The Buzz: ‘Corporate’ Puts a New Spin on the Workplace Comedy

The workplace has been a surprisingly rich source of laughter in the modern day. From cult films like Office Space to acclaimed shows like The Office and Workaholics, the notion of slacker characters breaking out from their rigid cubicles and cutting loose appeals to the dreamer (perhaps even the anarchist) in all of us. Corporate is the latest addition to this growing sect of comedy, and while it may look conventional on the surface, the dry, at times surreal humor of showrunners Pat Bishop, Matt Ingebretson, and Jake Weisman ensure that it is anything but. Think of Workaholics if it was reworked by David Lynch.

The series revolves around Matt (Ingebretson) and Jake (Weisman), two junior executives at the prestigious multinational corporation Hampton DeVille. The kind of corporation that seems as though it ought to be headed by a James Bond villain (their motto is “We Make Everything!”). Matt and Jake are at the bottom of the totem pole at Hampton DeVille, which means they get last dibs on everything from breakroom snacks to the attention of their CEO Christian DeVille (Lance Reddick)-- a man who’s intimidation factor it out-matched only by his steely greediness.

I’d elaborate on the narrative (this isn’t the kind of show where spoilers are a concern), but there really isn’t much else to add. The episodes that have aired just far, including the pilot (“The Void") have seemed content in the limbo state of its premise, watching Matt and Jake struggle to earn so much as an ounce of respect. The thing is, it's incredibly entertaining. The clueless duo and Bishop (who directs the entire season) have an uncanny ability for finding humor in humdrum, often uncomfortable workplace encounters.
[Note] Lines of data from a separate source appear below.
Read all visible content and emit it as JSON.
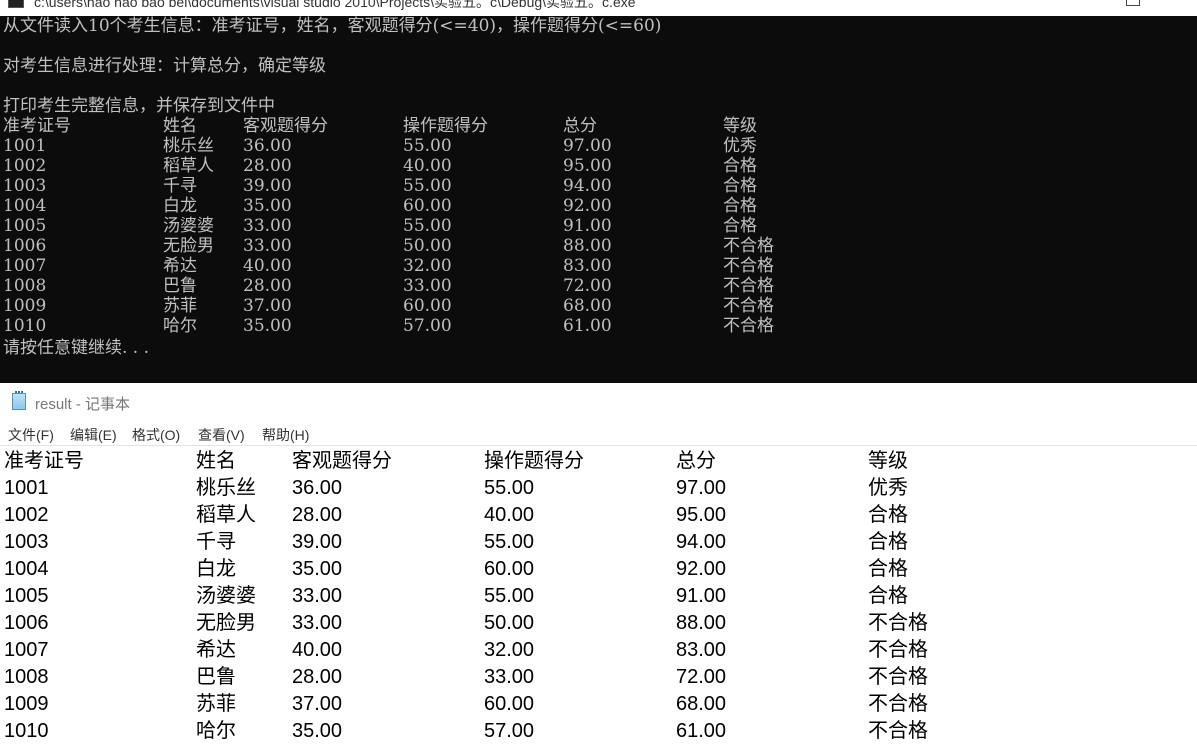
{
  "console": {
    "title": "c:\\users\\hao hao bao bei\\documents\\visual studio 2010\\Projects\\实验五。c\\Debug\\实验五。c.exe",
    "lines": {
      "read": "从文件读入10个考生信息：准考证号，姓名，客观题得分(<=40)，操作题得分(<=60)",
      "process": "对考生信息进行处理：计算总分，确定等级",
      "print": "打印考生完整信息，并保存到文件中",
      "continue": "请按任意键继续. . ."
    },
    "headers": [
      "准考证号",
      "姓名",
      "客观题得分",
      "操作题得分",
      "总分",
      "等级"
    ],
    "rows": [
      [
        "1001",
        "桃乐丝",
        "36.00",
        "55.00",
        "97.00",
        "优秀"
      ],
      [
        "1002",
        "稻草人",
        "28.00",
        "40.00",
        "95.00",
        "合格"
      ],
      [
        "1003",
        "千寻",
        "39.00",
        "55.00",
        "94.00",
        "合格"
      ],
      [
        "1004",
        "白龙",
        "35.00",
        "60.00",
        "92.00",
        "合格"
      ],
      [
        "1005",
        "汤婆婆",
        "33.00",
        "55.00",
        "91.00",
        "合格"
      ],
      [
        "1006",
        "无脸男",
        "33.00",
        "50.00",
        "88.00",
        "不合格"
      ],
      [
        "1007",
        "希达",
        "40.00",
        "32.00",
        "83.00",
        "不合格"
      ],
      [
        "1008",
        "巴鲁",
        "28.00",
        "33.00",
        "72.00",
        "不合格"
      ],
      [
        "1009",
        "苏菲",
        "37.00",
        "60.00",
        "68.00",
        "不合格"
      ],
      [
        "1010",
        "哈尔",
        "35.00",
        "57.00",
        "61.00",
        "不合格"
      ]
    ]
  },
  "notepad": {
    "title": "result - 记事本",
    "menu": [
      "文件(F)",
      "编辑(E)",
      "格式(O)",
      "查看(V)",
      "帮助(H)"
    ],
    "headers": [
      "准考证号",
      "姓名",
      "客观题得分",
      "操作题得分",
      "总分",
      "等级"
    ],
    "rows": [
      [
        "1001",
        "桃乐丝",
        "36.00",
        "55.00",
        "97.00",
        "优秀"
      ],
      [
        "1002",
        "稻草人",
        "28.00",
        "40.00",
        "95.00",
        "合格"
      ],
      [
        "1003",
        "千寻",
        "39.00",
        "55.00",
        "94.00",
        "合格"
      ],
      [
        "1004",
        "白龙",
        "35.00",
        "60.00",
        "92.00",
        "合格"
      ],
      [
        "1005",
        "汤婆婆",
        "33.00",
        "55.00",
        "91.00",
        "合格"
      ],
      [
        "1006",
        "无脸男",
        "33.00",
        "50.00",
        "88.00",
        "不合格"
      ],
      [
        "1007",
        "希达",
        "40.00",
        "32.00",
        "83.00",
        "不合格"
      ],
      [
        "1008",
        "巴鲁",
        "28.00",
        "33.00",
        "72.00",
        "不合格"
      ],
      [
        "1009",
        "苏菲",
        "37.00",
        "60.00",
        "68.00",
        "不合格"
      ],
      [
        "1010",
        "哈尔",
        "35.00",
        "57.00",
        "61.00",
        "不合格"
      ]
    ]
  }
}
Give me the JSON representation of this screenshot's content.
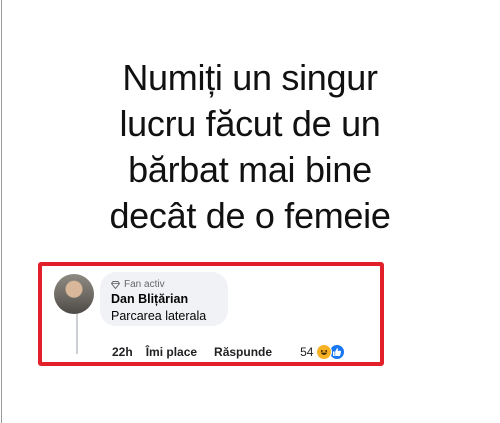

There are no overarching narratives or character arcs to worry about when pressing matters like filing data, reporting fellow employees for violating the conduct code, and, in one particularly hilarious sequence, firing a social media intern after an insensitive tweet of his goes viral.

Informing each of these encounters is a merciless cynicism that cuts right through the fat of most Comedy Central originals. Corporate is the kind of show where a line like “"I don't have a 401K, so as of now my retirement plan is to overdose on drugs” seems positively quant when compared to the general outlook of schlubs like Matt and Jake. The further they pine for a promotion at Hampton DeVille, the more they succumb to the twisted, dystopian nightmare that is upper management. Ingebretson is the ringleader of the two, showing off a wider range of talents (in some instances, it can be said that he seems “happy”), but Weisman’s crude killjoy attitude is a nice foil, and it stands to reason that the exclusion of either one would derail their careful chemistry. I found myself doubled-over with Weisman's obscene mantras, which he repeats during particularly stressful assignments.

That said, the scene-stealer thus far has been Reddick, who absolutely revels in his slimy role as DeVille. He imparts his trademark stoicism (seen in shows like The Wire and Fringe) with maniacal outbursts, leveling everyone else in the scene and establishing himself as a genuinely terrifying villain. If this were a dramatic series, DeVille would still be a formidable threat. That he’s able to bring the laughs in succession with these aspects ensures that whenever he’s onscreen, our attention is his for the taking. 

As a stylist, Bishop surrounds Matt and Jake with cramped cubicles and washed-out fluorescent tones. Where aforementioned workplace comedies made a point of depicting sterile environments that were harmless, Corporate aims to make you squirm in your seat, eliciting the same discomfort that the people onscreen are made to feel. This aesthetic works twofold; it forces us to empathize with characters who can often be tough to love, and it expresses their crushing gloom in a visceral, tactile manner that’s rarely reached in comedy.

Now Corporate is certainly an acquired taste, and some of the meaner jokes may be off-putting to the casual listener, but the show has so many brilliant putdowns and left turns that to skip it would be to deprive yourself of one hell of a comedic detour. It’s not often that you get to see Lynchian hallucinations, Dr. Strangelove references, Trainspotting montages, and Aimee Mann cameos (!) crammed into a story that never technically leaves the office. If that sounds like the right kind of escape, than I suggest packing your bags right away and heading off to Corporate.

Episodes of Corporate air on Wednesdays at 10/9c on Comedy Central.